When I left for training, I really did not know a lot about myself. Even things I thought I knew about myself, I didn’t really know. You see way back at Field Training (the summer program cadets have to go through to become officers) my self-confidence was decimated. My Field Training Officer wasn’t impressed with me and I think she was hoping I would quit before the four weeks were over. I didn’t quit, but I didn’t come back the same person. The officer in charge of me told me that I was not cut out for the military and I completed training in the bottom third.
I had always excelled at school, sports and anything else I had set out to accomplish. So completing Field Training at the bottom really shook me and I came home disappointed and almost ready to give up. Luckily there was one bright spot of Field Training I actually did well at.
Marching, parade drills, command voice and other military things were not my strong suit, but while completing the 3-day practice war game (exercise) in the field I found my strength. I actually found something I could do in the most unlikely place. The command head quarters of the made-up war game. Most of the people on my team didn’t really think much of me, but I know that my confidence and actual ability to come up with a system and then give out orders surprised more than just one person in our group.
Unfortunately, those 3 days were at the end and if I told you the truth I haven’t really thought much about those highlights up until this very moment. I did remember all the ways I had failed and how getting through training wasn’t something I was fond of. And I guess it is good I didn’t quit because then my story would be so different and I might not have ever found the strength and redemption I needed.
Hope to Survive
I went off to deployment training hoping to just survive. My boss gave me this advice: “When you come to a great chasm and need to decide what to do, JUMP, it isn’t that far.” He never said if he was worried about me or if he knew deep down what I was capable, but that quote stuck with me and I jumped. And he is right it really isn’t that far.

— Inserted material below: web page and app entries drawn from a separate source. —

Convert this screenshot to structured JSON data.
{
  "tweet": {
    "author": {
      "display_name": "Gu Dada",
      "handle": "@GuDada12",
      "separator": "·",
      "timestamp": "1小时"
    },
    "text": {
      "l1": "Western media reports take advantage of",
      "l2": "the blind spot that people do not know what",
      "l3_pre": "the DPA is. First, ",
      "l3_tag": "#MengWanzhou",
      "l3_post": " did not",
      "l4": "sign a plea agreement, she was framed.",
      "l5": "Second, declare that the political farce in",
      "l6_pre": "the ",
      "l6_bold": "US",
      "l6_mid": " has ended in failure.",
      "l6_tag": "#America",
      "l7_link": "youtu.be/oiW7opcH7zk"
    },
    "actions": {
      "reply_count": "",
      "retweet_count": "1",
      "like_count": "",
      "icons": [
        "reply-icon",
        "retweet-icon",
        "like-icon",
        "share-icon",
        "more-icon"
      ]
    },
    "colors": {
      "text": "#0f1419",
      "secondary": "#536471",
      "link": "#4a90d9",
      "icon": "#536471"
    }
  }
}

The best part about the advice he gave me was that the first time I really had to jump was to leave the safety of the large military base we arrived at to head out into the cities surrounding us. I guess I could have said, “I’m not going,” but it was my job to go. I climbed up into the combat vehicle and headed off the base. Smiling, but scared to death of what was coming.
First mission in Afghanistan

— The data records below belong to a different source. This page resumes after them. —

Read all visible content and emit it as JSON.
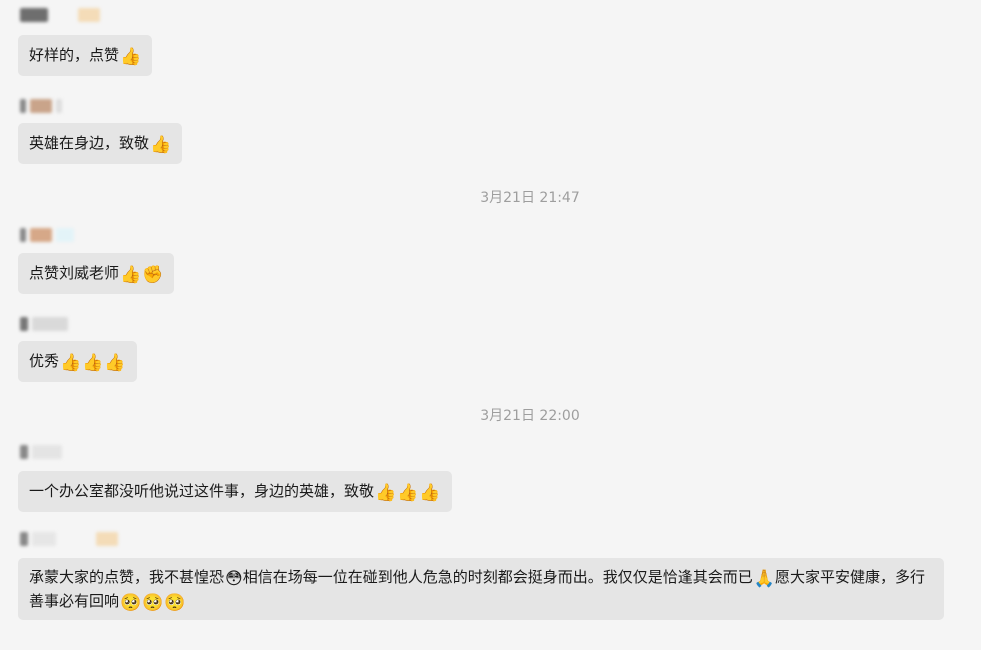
{
  "messages": [
    {
      "text": "好样的，点赞",
      "emoji": [
        "👍"
      ]
    },
    {
      "text": "英雄在身边，致敬",
      "emoji": [
        "👍"
      ]
    },
    {
      "text": "点赞刘威老师",
      "emoji": [
        "👍",
        "✊"
      ]
    },
    {
      "text": "优秀",
      "emoji": [
        "👍",
        "👍",
        "👍"
      ]
    },
    {
      "text": "一个办公室都没听他说过这件事，身边的英雄，致敬",
      "emoji": [
        "👍",
        "👍",
        "👍"
      ]
    },
    {
      "text_a": "承蒙大家的点赞，我不甚惶恐",
      "emoji_a": "😳",
      "text_b": "相信在场每一位在碰到他人危急的时刻都会挺身而出。我仅仅是恰逢其会而已",
      "emoji_b": "🙏",
      "text_c": "愿大家平安健康，多行善事必有回响",
      "emoji_c": [
        "🥺",
        "🥺",
        "🥺"
      ]
    }
  ],
  "timestamps": [
    "3月21日 21:47",
    "3月21日 22:00"
  ],
  "colors": {
    "background": "#f5f5f5",
    "bubble": "#e5e5e5",
    "timestamp": "#9e9e9e"
  }
}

To say our first mission off the base was uneventful wouldn’t even explain the whole experience. I mean it was uneventful in the fact no one tried to attack us. But what surprised me was how much fun it was. We went to a local market to check out a retaining wall. The team had come up with a plan to march in safely so as to not disrupt the market. It sounded really dangerous and scary and maybe it was, but it was uneventful. I even enjoyed it and the Afghans didn’t mind us being there, they were actually thankful for the retaining wall we had helped build. We also went to a hospital, a government building and school. The hardest part, you know, after actually going, was wearing the battle armor all day. It was really heavy and uncomfortable, but besides that it wasn’t so bad.
Day one in country gave me hope we would all make it home back home. And each day we got closer to coming home my hope would grow. Before you know it our nine months were over and I had changed and grown so much. Sometimes the hardest things in life mean the most. Looking back this is definitely something I could say about my deployment.

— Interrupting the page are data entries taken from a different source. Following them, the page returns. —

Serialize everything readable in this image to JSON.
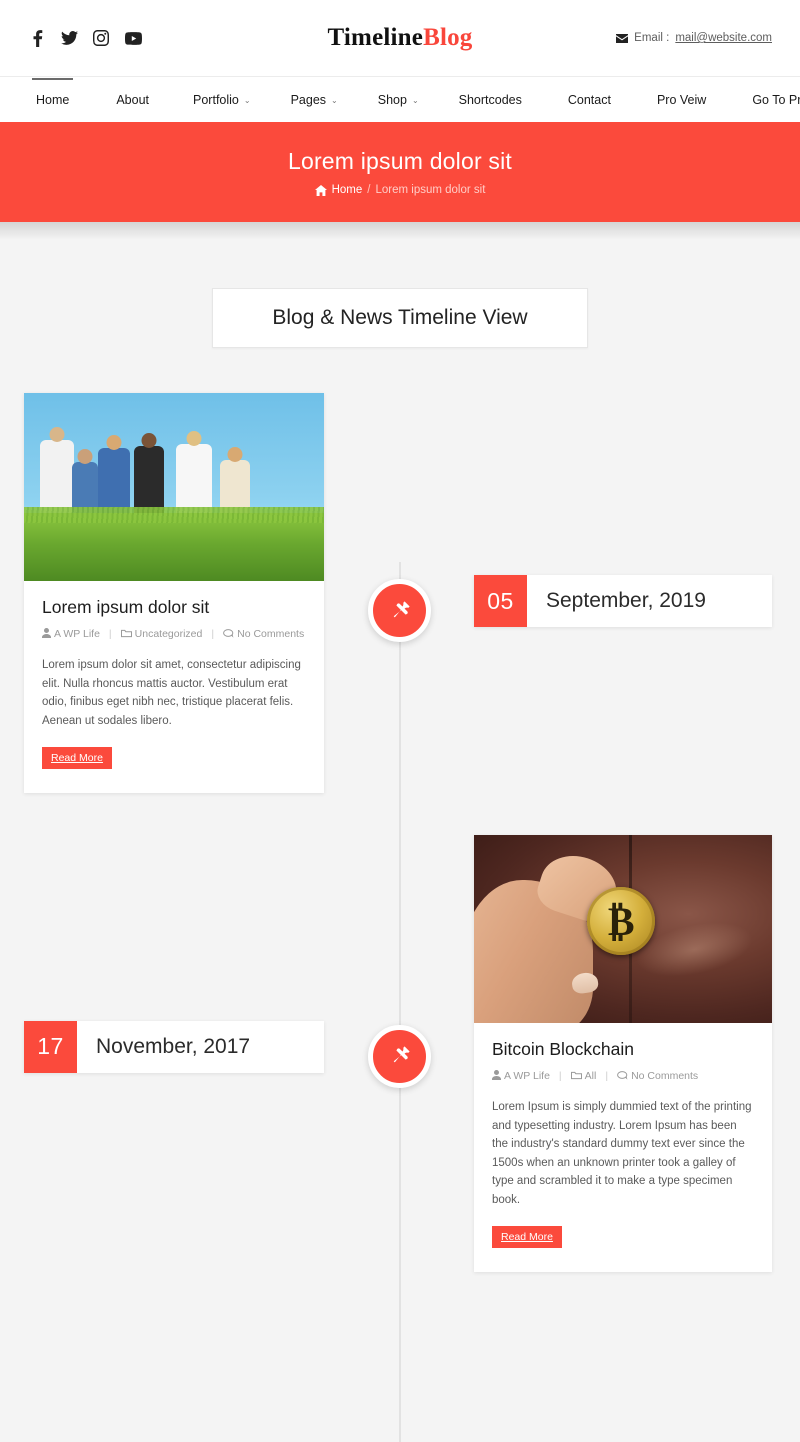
{
  "header": {
    "social": [
      {
        "name": "facebook-icon",
        "label": "Facebook"
      },
      {
        "name": "twitter-icon",
        "label": "Twitter"
      },
      {
        "name": "instagram-icon",
        "label": "Instagram"
      },
      {
        "name": "youtube-icon",
        "label": "YouTube"
      }
    ],
    "logo": {
      "primary": "Timeline",
      "accent": "Blog"
    },
    "email_label": "Email :",
    "email_address": "mail@website.com"
  },
  "nav": {
    "items": [
      {
        "label": "Home",
        "has_dropdown": false,
        "active": true
      },
      {
        "label": "About",
        "has_dropdown": false,
        "active": false
      },
      {
        "label": "Portfolio",
        "has_dropdown": true,
        "active": false
      },
      {
        "label": "Pages",
        "has_dropdown": true,
        "active": false
      },
      {
        "label": "Shop",
        "has_dropdown": true,
        "active": false
      },
      {
        "label": "Shortcodes",
        "has_dropdown": false,
        "active": false
      },
      {
        "label": "Contact",
        "has_dropdown": false,
        "active": false
      },
      {
        "label": "Pro Veiw",
        "has_dropdown": false,
        "active": false
      },
      {
        "label": "Go To Pro",
        "has_dropdown": false,
        "active": false
      }
    ]
  },
  "hero": {
    "title": "Lorem ipsum dolor sit",
    "breadcrumb_home": "Home",
    "breadcrumb_sep": "/",
    "breadcrumb_current": "Lorem ipsum dolor sit"
  },
  "timeline": {
    "heading": "Blog & News Timeline View",
    "entries": [
      {
        "side": "left",
        "pin_icon": "pushpin-icon",
        "post": {
          "title": "Lorem ipsum dolor sit",
          "author": "A WP Life",
          "category": "Uncategorized",
          "comments": "No Comments",
          "excerpt": "Lorem ipsum dolor sit amet, consectetur adipiscing elit. Nulla rhoncus mattis auctor. Vestibulum erat odio, finibus eget nibh nec, tristique placerat felis. Aenean ut sodales libero.",
          "read_more": "Read More",
          "image_alt": "group of hikers standing on a grassy hill under a blue sky"
        },
        "date": {
          "day": "05",
          "rest": "September, 2019"
        }
      },
      {
        "side": "right",
        "pin_icon": "pushpin-icon",
        "post": {
          "title": "Bitcoin Blockchain",
          "author": "A WP Life",
          "category": "All",
          "comments": "No Comments",
          "excerpt": "Lorem Ipsum is simply dummied text of the printing and typesetting industry. Lorem Ipsum has been the industry's standard dummy text ever since the 1500s when an unknown printer took a galley of type and scrambled it to make a type specimen book.",
          "read_more": "Read More",
          "image_alt": "hand holding a gold bitcoin coin in front of brown leather"
        },
        "date": {
          "day": "17",
          "rest": "November, 2017"
        }
      }
    ]
  },
  "colors": {
    "accent": "#fb4a3c",
    "page_bg": "#f4f4f4",
    "card_bg": "#ffffff",
    "text": "#333333",
    "muted": "#9a9a9a"
  }
}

By the time motherhood came around don’t you feel ready to tackle the world. You have gone through so much and not only survived, but thrived. Who knew a little baby can quickly bring back the insecurity and doubt from years before that you have forgotten.
You see each moment that things don’t go as planned as a failure. It is really hard to switch from being a proud airman to just a mom. Others don’t get it; it is so much harder than it looks. You may have almost lost hope you will survive motherhood.
You will gain Confidence
But just like in other life events (but maybe not so quickly) you will gain confidence in who you are as a mom and slowly rise from the fear and failure you may be feeling. And a few years in, you will be grateful for the struggles. You will look back and see how much you have grown so much more than if everything was easy.
Motherhood is one of the greatest blessings and challenges you will face and each day the battlefield is constantly changing as your children grow up and as you try to keep up and be the best mom you can be.
Nine months of my life were spent in Afghanistan. Each day seemed so long, but looking back it really went by so fast and I changed so much. I have a time clock set (this time unwillingly) with my boys. Eighteen years and then they are off to their own lives. I hope I can look back and see that I spent my time wisely with them. Because I know it will go by way too fast.